Problem to work on —
Look through the data below and return each line where "icon" appears.

Entries supplied —
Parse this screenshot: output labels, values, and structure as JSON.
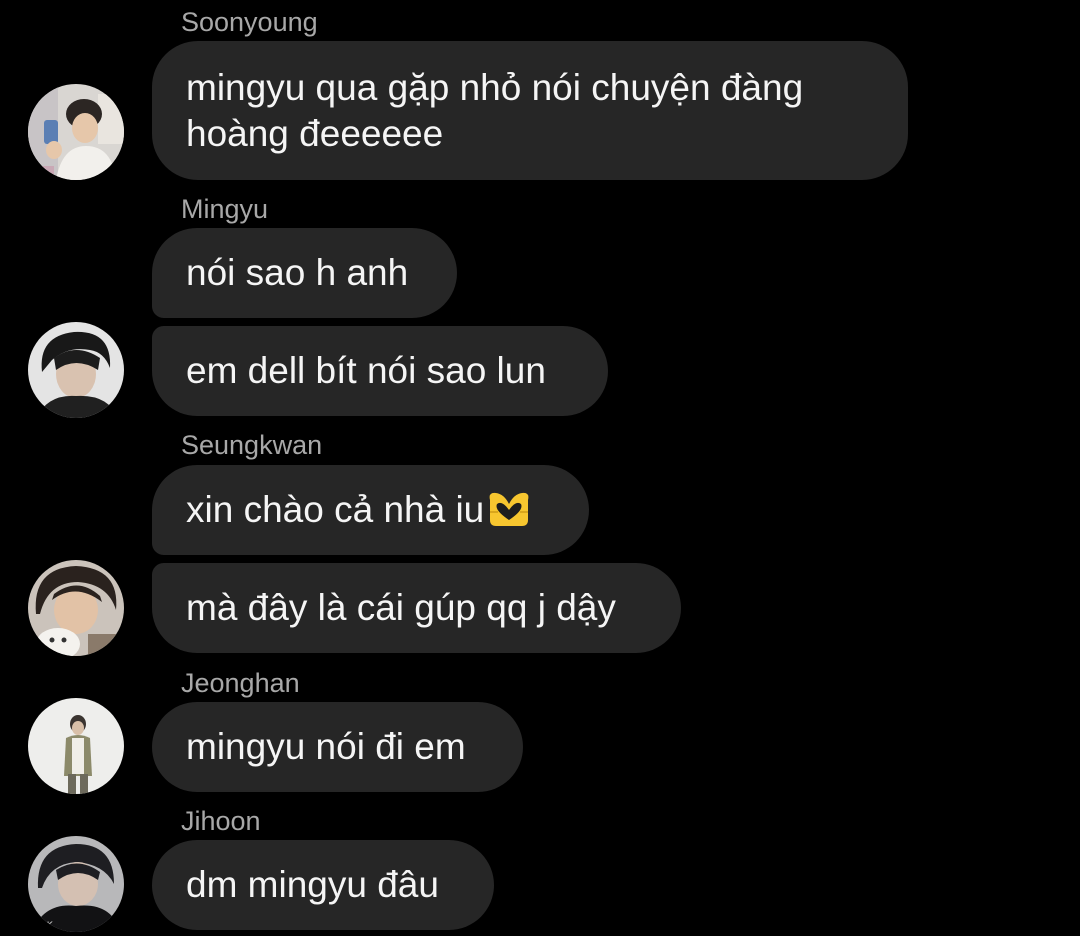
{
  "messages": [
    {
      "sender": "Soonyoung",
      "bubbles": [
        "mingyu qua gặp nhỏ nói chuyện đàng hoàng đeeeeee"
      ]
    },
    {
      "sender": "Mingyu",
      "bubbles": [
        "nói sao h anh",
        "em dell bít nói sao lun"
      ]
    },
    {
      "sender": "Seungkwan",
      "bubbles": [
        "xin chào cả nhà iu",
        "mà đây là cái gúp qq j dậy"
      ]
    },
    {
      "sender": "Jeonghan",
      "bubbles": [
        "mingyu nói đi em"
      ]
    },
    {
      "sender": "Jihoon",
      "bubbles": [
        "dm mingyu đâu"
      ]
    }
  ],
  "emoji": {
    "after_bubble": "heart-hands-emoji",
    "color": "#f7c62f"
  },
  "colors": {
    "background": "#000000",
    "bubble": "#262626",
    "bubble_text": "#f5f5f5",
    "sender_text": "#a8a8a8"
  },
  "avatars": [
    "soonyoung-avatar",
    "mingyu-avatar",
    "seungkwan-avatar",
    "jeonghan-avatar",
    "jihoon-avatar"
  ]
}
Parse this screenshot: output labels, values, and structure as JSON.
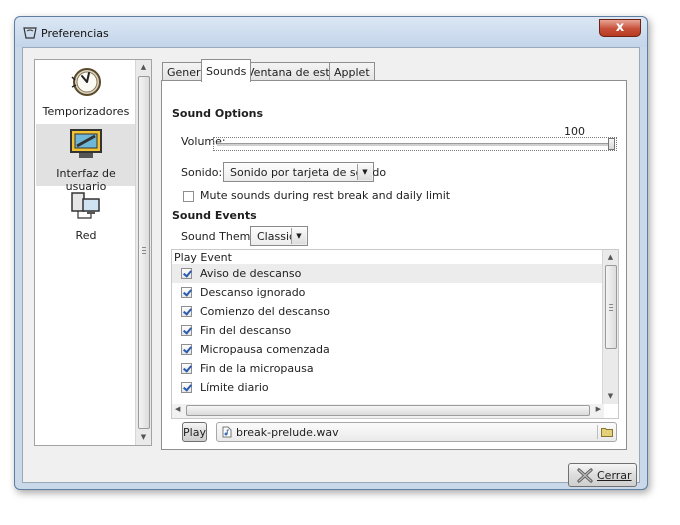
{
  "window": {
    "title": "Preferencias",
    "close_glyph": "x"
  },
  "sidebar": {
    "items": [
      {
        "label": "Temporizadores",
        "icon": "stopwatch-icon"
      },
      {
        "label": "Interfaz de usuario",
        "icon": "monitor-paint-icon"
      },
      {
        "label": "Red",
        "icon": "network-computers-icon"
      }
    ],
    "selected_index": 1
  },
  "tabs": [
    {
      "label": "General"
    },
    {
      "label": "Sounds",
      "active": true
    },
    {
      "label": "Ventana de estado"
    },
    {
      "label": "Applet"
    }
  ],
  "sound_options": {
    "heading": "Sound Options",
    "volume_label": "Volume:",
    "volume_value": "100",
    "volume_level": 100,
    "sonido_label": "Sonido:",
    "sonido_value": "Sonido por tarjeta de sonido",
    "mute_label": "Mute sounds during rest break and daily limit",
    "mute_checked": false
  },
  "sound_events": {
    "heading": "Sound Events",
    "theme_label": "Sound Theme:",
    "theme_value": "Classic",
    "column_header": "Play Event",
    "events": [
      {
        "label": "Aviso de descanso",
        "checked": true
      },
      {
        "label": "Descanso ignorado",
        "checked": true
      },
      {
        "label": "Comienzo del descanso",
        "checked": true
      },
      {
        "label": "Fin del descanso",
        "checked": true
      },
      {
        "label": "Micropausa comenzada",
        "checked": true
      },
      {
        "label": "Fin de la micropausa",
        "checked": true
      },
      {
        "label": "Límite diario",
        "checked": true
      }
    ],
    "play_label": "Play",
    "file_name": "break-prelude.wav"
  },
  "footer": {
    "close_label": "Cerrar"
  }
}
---
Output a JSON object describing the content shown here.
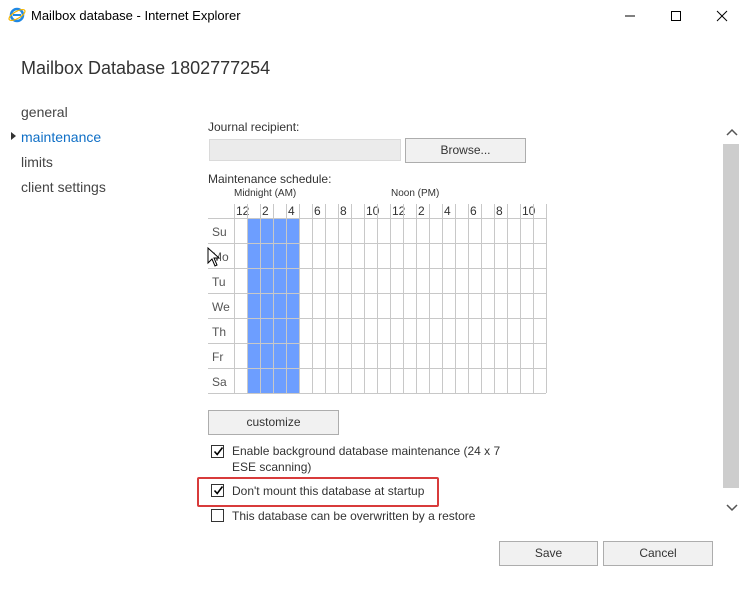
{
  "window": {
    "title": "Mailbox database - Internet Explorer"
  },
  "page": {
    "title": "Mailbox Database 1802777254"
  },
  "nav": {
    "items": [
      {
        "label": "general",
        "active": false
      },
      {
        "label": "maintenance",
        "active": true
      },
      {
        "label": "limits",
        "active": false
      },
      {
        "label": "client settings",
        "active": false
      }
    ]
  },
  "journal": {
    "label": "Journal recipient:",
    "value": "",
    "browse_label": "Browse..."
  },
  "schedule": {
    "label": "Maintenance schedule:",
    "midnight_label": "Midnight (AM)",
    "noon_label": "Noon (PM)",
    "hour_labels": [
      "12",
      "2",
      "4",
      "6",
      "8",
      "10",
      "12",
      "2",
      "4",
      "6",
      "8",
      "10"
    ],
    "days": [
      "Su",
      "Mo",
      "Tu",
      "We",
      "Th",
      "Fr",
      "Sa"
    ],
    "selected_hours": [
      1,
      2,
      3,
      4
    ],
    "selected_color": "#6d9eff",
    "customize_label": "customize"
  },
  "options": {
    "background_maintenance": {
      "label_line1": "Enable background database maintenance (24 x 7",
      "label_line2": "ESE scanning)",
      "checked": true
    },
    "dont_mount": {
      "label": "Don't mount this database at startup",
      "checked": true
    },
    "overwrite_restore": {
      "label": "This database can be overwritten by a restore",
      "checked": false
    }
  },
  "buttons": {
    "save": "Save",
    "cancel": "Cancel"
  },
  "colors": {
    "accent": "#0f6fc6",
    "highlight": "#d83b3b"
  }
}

Task answer —
        "icon": "stopwatch-icon"
        "icon": "monitor-paint-icon"
        "icon": "network-computers-icon"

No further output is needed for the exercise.